Flights of fancy
Neandertals likely wore feathers for decoration
Biblical creationists have long held that the Neandertals were just one more group of humans. They were post-Flood, post-Babel descendants of Adam, expressing the genetic variation possible within the human kind, as people do today. So-called ‘progressive creationism’,1 which rejects biological evolution but tries to marry literal Genesis with long-age thinking (geological and cosmological evolution), has long had a problem with the Neandertal people. By definition, being long-agers, proponents of progressive creationism accept the dating methods, and these assign up to hundreds of thousands of years for the bones of Neandertal individuals. Yet even the most tortuous exegesis can’t stretch the Genesis 5 and 11 chronogenealogies back that far. So, this school of thought must (and does) hold that Neandertals were some sort of soulless non-human pre-Adamic creatures, no matter how human they may have appeared to be.
The recent evidence from Neandertal DNA that indicates that ‘modern’ humans and Neandertals interbred has already demolished that notion.2 Even prior to that, however, the evidence for humanity in Neandertals, including abstract thought, had already been accumulating relentlessly. Things associated with their remains include musical instruments, cooking implements and spices, objects of artistic expression, jewellery, grave ornaments and more.3 These made it frankly ridiculous to claim that these were some sort of spiritless animal ‘prototype’ of humanity.
Now there is also evidence that suggests that these people hunted birds for their decorative feathers, such as adorned the head-dresses of some native American tribes.4 A team headed by a paleontologist from the Gibraltar Museum analyzed the remains of some 1,700 Pleistocene (‘Ice Age’) sites across Eurasia and North Africa. They found that Neandertal remains were strongly associated (and more so than non-Neandertal human remains) with the remains of raptors (eagles, etc.) and corvids (crows and the like).
People today don’t eat these types of birds, and in any case there were never any of the usual signs of butchery for meat on these bird bones; the only cut marks were on the wings, where there is not much meat. This suggests Neandertals hunted them not for food, but for their generally dark, resplendent flight feathers, i.e. for decorative purposes.

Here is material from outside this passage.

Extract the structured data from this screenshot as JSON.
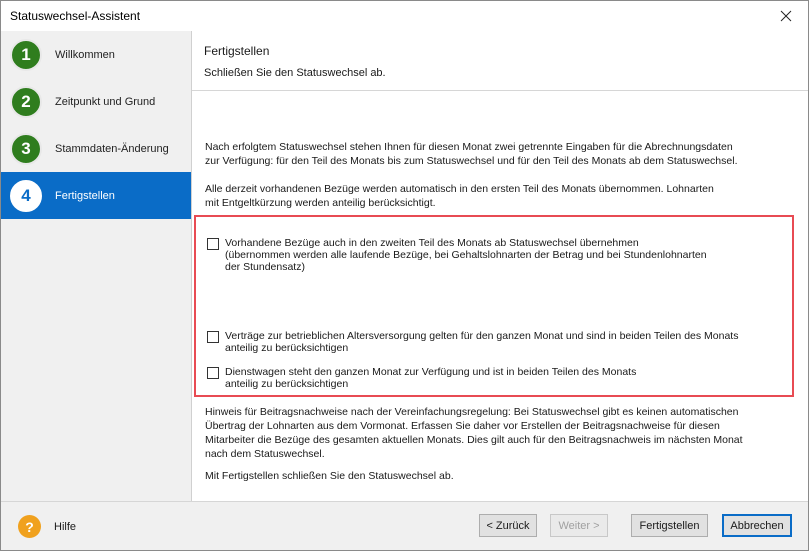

A 2011 find in Northern Italy had already suggested this conclusion, but it had been dismissed by some as an isolated practice. However, these later findings are widespread across Eurasia.
In addition to denying ‘long-age creation’ thinking about prehumans, it also baffles the evolutionary notion that these were some sort of dull-witted people with only basic survival instincts. As one researcher said: “A purely utilitarian kind of person does not put on a feathered head-dress.”
Re-posted on homepage: 22 September 2021
References and notes
- Associated mostly with the teachings of astronomer Hugh Ross. The most comprehensive refutation of this position is the classic Refuting Compromise by CMI’s Jonathan Sarfati, Creation Book Publishers, Powder Springs, GA, 2011. Return to text
- Carter, R., Neandertal genome like ours, 1 June 2010; creation.com/neandergenes. The ‘answer’ by some progressive creationists is ‘bestiality’. However, even though humans do sometimes engage in such dreadful practices, these don’t result in offspring that have other offspring! Having Neandertals in our ancestry is a sure indication that we are the same created kind. Return to text
- For a fuller list see Wieland, C., One Human Family: The Bible, science, race and culture, Creation Book Publishers, Powder Springs, GA, 2011. Return to text
- Wong, K., Caveman Couture, Scientific American, December 2012, p. 16. Return to text